1705, from Acadia, Latinized form of Acadie, French name of Nova Scotia, probably from Archadia, the name given to the region by Verrazano in 1520s, from Greek Arkadia, emblematic in pastoral poetry of a place of rural peace (see Arcadian); the name may have been suggested to Europeans by the native Micmac (Algonquian) word akadie "fertile land." The Acadians, expelled by the English in 1755, settled in large numbers in Louisiana (see Cajun, which is a corruption of Acadian).
acanthus (n.) Look up acanthus at Dictionary.com
1660s, from Latin acanthus, from Greek akanthos, from ake "point, thorn" (see acrid) + anthos "flower" (see anther). So called for its large spiny leaves. A conventionalized form of the leaf is used in Corinthian capitals.

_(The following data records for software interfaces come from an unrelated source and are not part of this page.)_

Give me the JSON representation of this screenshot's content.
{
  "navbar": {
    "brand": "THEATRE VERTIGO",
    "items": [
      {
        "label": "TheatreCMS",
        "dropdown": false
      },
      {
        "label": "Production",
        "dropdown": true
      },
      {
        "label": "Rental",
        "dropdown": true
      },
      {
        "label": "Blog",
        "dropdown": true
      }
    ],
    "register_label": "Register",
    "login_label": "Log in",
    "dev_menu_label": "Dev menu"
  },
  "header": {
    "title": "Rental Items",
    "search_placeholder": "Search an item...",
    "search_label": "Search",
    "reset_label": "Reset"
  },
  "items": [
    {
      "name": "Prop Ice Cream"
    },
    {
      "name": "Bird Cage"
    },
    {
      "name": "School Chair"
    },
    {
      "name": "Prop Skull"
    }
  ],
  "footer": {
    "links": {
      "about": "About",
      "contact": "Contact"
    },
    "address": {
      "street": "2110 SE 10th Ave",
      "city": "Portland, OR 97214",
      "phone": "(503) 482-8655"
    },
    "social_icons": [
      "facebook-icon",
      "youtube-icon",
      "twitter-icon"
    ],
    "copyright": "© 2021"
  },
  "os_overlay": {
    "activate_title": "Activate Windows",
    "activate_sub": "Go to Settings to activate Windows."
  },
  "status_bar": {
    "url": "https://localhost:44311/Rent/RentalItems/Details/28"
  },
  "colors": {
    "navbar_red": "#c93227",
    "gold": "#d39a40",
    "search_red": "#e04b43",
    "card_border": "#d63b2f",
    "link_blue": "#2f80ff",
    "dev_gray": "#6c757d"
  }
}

Acapulco Look up Acapulco at Dictionary.com
in full, Acapulco de Juarez, resort town in western Mexico, from Nahuatl (Aztecan) acapulco "place of the large canes," from aca(tl) "cane (plant)" + -pul "large" + -co "place." Acapulco gold as the name of a local grade of potent marijuana is attested from 1965.
accede (v.) Look up accede at Dictionary.com
early 15c., from Latin accedere "approach, enter upon," from ad- "to" (see ad-) + cedere "go, move" (see cede). Latin ad- usually became ac- before "k" sounds. Related: Acceded; acceding.
accelerant (n.) Look up accelerant at Dictionary.com
1854, from Latin accelerantem (nominative accelerans), present participle of accelerare (see accelerate). As an adjective from 1890.
accelerate (v.) Look up accelerate at Dictionary.com
1520s, from Latin acceleratus, past participle of accelerare "to hasten, to quicken," from ad- "to" (see ad-) + celerare "hasten," from celer "swift" (see celerity). Related: Accelerated; accelerating.